**Required work**
Within the records that follow, determine how many lines include the word "this". State the number and nothing further.

Excerpts from an interface dataset
*****

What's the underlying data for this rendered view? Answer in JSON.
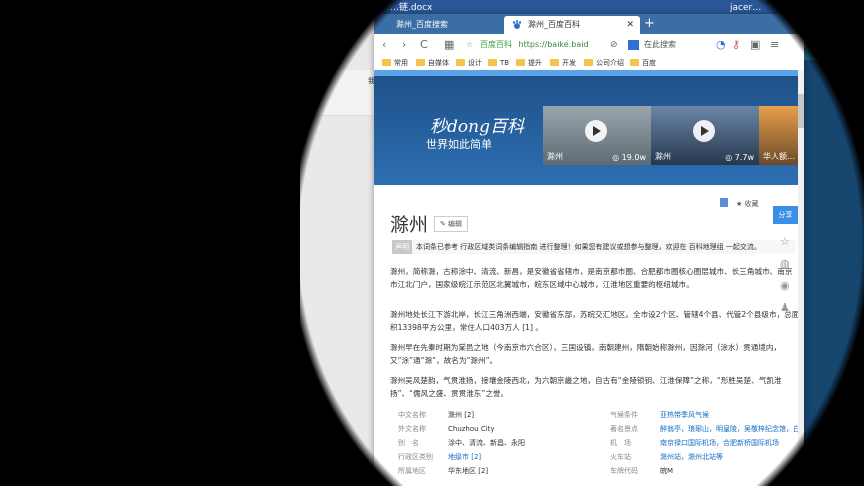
{
  "word": {
    "doc_title": "…链.docx",
    "user": "jacer…",
    "ribbon_label": "我"
  },
  "browser": {
    "tabs": [
      {
        "label": "滁州_百度搜索",
        "active": false
      },
      {
        "label": "滁州_百度百科",
        "active": true
      }
    ],
    "new_tab": "+",
    "nav": {
      "back": "‹",
      "forward": "›",
      "reload": "C"
    },
    "address": {
      "site_name": "百度百科",
      "url": "https://baike.baid"
    },
    "search_placeholder": "在此搜索",
    "bookmarks": [
      "常用",
      "自媒体",
      "设计",
      "TB",
      "提升",
      "开发",
      "公司介绍",
      "百度"
    ]
  },
  "page": {
    "logo": "秒dong百科",
    "slogan": "世界如此简单",
    "videos": [
      {
        "caption": "滁州",
        "views": "19.0w"
      },
      {
        "caption": "滁州",
        "views": "7.7w"
      },
      {
        "caption": "华人额…",
        "views": ""
      }
    ],
    "collect": "收藏",
    "title": "滁州",
    "edit": "编辑",
    "notice_tag": "声明",
    "notice_text": "本词条已参考 行政区域类词条编辑指南 进行整理！如果您有建议或想参与整理，欢迎在 百科地理组 一起交流。",
    "paragraphs": [
      "滁州，简称滁，古称涂中、清流、新昌，是安徽省省辖市，是南京都市圈、合肥都市圈核心圈层城市、长三角城市、南京市江北门户，国家级皖江示范区北翼城市，皖东区域中心城市，江淮地区重要的枢纽城市。",
      "滁州地处长江下游北岸，长江三角洲西端，安徽省东部，苏皖交汇地区。全市设2个区、管辖4个县、代管2个县级市，总面积13398平方公里，常住人口403万人 [1] 。",
      "滁州早在先秦时期为棠邑之地（今南京市六合区），三国设镇，南朝建州，隋朝始称滁州，因滁河（涂水）贯通境内，又“涂”通“滁”，故名为“滁州”。",
      "滁州吴风楚韵，气贯淮扬，接壤金陵西北，为六朝京畿之地，自古有“金陵锁钥、江淮保障”之称，“形胜吴楚、气凯淮扬”、“儒风之盛、贯贯淮东”之誉。"
    ],
    "infobox": [
      {
        "k": "中文名称",
        "v": "滁州 [2]"
      },
      {
        "k": "气候条件",
        "v": "亚热带季风气候"
      },
      {
        "k": "外文名称",
        "v": "Chuzhou City"
      },
      {
        "k": "著名景点",
        "v": "醉翁亭，琅琊山，明皇陵，吴敬梓纪念馆，白蜡"
      },
      {
        "k": "别　名",
        "v": "涂中、清流、新昌、永阳"
      },
      {
        "k": "机　场",
        "v": "南京禄口国际机场，合肥新桥国际机场"
      },
      {
        "k": "行政区类别",
        "v": "地级市 [2]"
      },
      {
        "k": "火车站",
        "v": "滁州站，滁州北站等"
      },
      {
        "k": "所属地区",
        "v": "华东地区 [2]"
      },
      {
        "k": "车牌代码",
        "v": "皖M"
      }
    ],
    "share": "分享"
  },
  "colors": {
    "accent": "#3a8ee6",
    "link": "#136ec2",
    "tabbar": "#3a6ea5"
  }
}
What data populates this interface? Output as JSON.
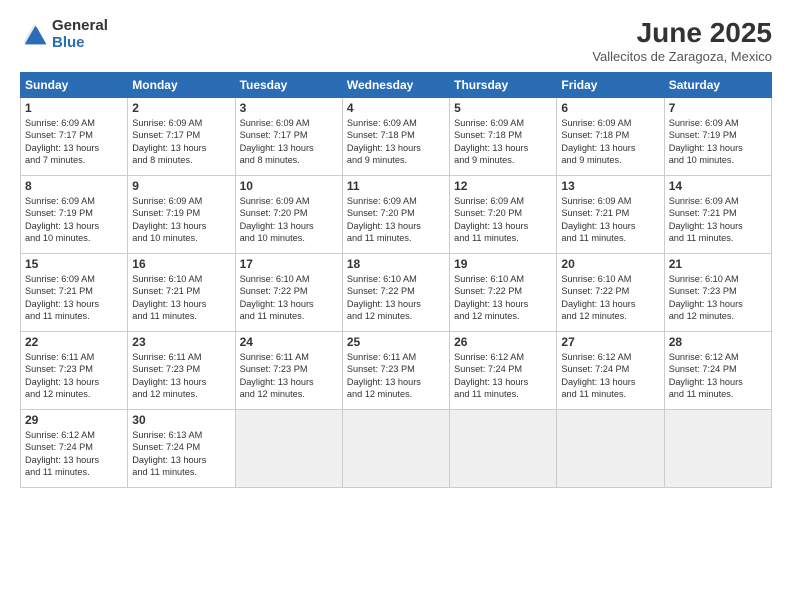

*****

**Your solution**
2